New treatment launched for migraines in U.S.

A neurology-focused specialty pharmaceutical company has launched diclofenac potassium for oral solution (Cambia, Nautilus Neurosciences Inc.) for the acute treatment of migraine with or without aura in the United States. FDA approved the prescription medication in June 2009.

A neurology-focused specialty pharmaceutical company has launched diclofenac potassium for oral solution (Cambia, Nautilus Neurosciences Inc.) for the acute treatment of migraine with or without aura in the United States. FDA approved the prescription medication in June 2009.

The solution is the only migraine medication available in the United States that comes in a powder for oral solution, James Fares, chairman and CEO of Bridgewater, N.J.-based Nautilus Neurosciences, told Formulary.

More than 36 million Americans suffer from migraines -75% of whom are women. According to a survey published in the Journal of the American Board of Family Medicine, many migraine sufferers still hope to find a better treatment for their migraines, with more than one-quarter dissatisfied with their treatment, and fewer than one-fifth describe themselves as “very satisfied” with their treatment.

A water-soluble, buffered diclofenac potassium powder enters the bloodstream quickly and readily achieves peak plasma concentrations, providing rapid onset of pain relief via oral therapy without increasing the patient’s total exposure to diclofenac.

“Cambia offers unparalleled speed of onset for the tens of millions of migraine sufferers in the United States,” Fares said.

FDA approved the drug based on 2 phase 3 placebo-controlled trials showing that it was superior to placebo in all 4 FDA-mandated, co-primary end points for migraine - pain, nausea, photophobia, and phonophobia. Both studies also showed that reduction in pain intensity was significantly greater in the diclofenac group than in the placebo group as early as 15 minutes following treatment, and headache response rates were superior to placebo for up to 24 hours.

With the combined results of the 2 clinical trials, the safety of a single dose of diclofenac was evaluated in 634 migraineurs treated with the medication for a single migraine attack. No subjects withdrew because of adverse events, and the overall incidence of adverse events was comparable to placebo. There were no serious adverse events or deaths.

The most common adverse events reported following treatment with diclofenac (>1% incidence) were gastrointestinal disorders (12%), general disorders and administration site conditions (1.5%), nervous system disorders (4.1%), and psychiatric disorders (2.6%).

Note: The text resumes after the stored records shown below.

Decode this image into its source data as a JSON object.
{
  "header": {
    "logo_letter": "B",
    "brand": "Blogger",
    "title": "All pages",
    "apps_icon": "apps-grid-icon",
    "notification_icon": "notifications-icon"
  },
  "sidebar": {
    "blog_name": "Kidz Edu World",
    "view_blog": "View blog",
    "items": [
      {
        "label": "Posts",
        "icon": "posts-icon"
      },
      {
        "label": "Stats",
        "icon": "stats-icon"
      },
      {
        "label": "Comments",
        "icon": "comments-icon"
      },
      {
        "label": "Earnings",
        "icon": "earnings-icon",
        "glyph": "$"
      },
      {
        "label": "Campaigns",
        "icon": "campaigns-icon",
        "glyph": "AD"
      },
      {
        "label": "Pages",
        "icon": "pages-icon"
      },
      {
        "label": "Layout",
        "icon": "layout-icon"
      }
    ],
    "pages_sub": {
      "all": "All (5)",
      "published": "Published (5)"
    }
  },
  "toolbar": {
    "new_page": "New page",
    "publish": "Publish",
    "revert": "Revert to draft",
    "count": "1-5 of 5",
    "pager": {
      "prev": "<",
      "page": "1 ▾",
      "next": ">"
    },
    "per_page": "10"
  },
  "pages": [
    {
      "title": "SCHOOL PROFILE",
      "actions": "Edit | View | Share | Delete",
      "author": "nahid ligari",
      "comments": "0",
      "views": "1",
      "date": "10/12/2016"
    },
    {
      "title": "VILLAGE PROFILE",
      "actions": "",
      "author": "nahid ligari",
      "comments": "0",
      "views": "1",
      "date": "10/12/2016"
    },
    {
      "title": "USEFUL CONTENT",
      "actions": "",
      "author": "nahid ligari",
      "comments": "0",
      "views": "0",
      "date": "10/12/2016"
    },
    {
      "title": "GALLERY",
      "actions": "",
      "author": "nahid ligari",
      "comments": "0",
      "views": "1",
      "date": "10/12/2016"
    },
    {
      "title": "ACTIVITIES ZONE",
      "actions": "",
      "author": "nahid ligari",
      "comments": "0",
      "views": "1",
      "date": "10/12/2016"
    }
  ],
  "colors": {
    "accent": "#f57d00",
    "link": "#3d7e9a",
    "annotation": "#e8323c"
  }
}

The technology behind the medication (Dynamic Buffering Technology) is exclusive to this drug and patent protected into the next decade, Fares said. Diclofenac is also the only prescription nonsteroidal anti-inflammatory drug to receive FDA approval for the acute treatment of migraine in adults.